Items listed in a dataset
++++
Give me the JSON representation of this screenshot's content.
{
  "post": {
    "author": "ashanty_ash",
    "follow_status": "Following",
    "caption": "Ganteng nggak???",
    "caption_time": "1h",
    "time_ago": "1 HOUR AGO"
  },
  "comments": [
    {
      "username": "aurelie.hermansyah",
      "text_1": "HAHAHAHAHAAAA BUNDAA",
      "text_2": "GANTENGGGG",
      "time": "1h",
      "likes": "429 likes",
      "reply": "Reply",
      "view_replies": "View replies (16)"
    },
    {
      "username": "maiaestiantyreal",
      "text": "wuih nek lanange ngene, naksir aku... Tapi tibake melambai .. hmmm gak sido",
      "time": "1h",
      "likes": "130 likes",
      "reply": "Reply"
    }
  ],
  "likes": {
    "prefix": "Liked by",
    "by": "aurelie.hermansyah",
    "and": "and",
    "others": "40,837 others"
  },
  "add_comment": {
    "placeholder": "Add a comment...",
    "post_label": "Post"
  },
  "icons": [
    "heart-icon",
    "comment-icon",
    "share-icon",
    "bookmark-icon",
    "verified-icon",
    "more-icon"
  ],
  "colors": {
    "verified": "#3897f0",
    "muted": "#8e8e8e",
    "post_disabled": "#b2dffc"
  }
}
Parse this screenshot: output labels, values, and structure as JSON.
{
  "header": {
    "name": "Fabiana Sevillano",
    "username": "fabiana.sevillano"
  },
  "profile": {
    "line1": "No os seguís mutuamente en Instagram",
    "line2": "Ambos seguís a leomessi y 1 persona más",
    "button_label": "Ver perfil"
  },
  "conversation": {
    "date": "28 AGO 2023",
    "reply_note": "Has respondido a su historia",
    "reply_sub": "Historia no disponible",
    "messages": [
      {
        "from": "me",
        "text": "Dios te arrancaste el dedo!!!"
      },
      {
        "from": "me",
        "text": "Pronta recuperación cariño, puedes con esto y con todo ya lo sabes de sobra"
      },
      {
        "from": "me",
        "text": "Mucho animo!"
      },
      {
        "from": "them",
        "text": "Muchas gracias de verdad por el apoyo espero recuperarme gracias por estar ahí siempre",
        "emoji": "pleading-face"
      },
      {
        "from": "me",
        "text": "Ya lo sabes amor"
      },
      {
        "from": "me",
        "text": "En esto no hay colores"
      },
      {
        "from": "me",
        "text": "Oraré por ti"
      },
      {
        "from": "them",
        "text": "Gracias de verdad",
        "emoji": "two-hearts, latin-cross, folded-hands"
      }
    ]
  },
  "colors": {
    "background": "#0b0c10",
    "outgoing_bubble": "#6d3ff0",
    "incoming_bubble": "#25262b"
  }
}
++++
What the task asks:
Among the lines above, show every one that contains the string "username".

Exercise output:
      "username": "aurelie.hermansyah",
      "username": "maiaestiantyreal",
    "username": "fabiana.sevillano"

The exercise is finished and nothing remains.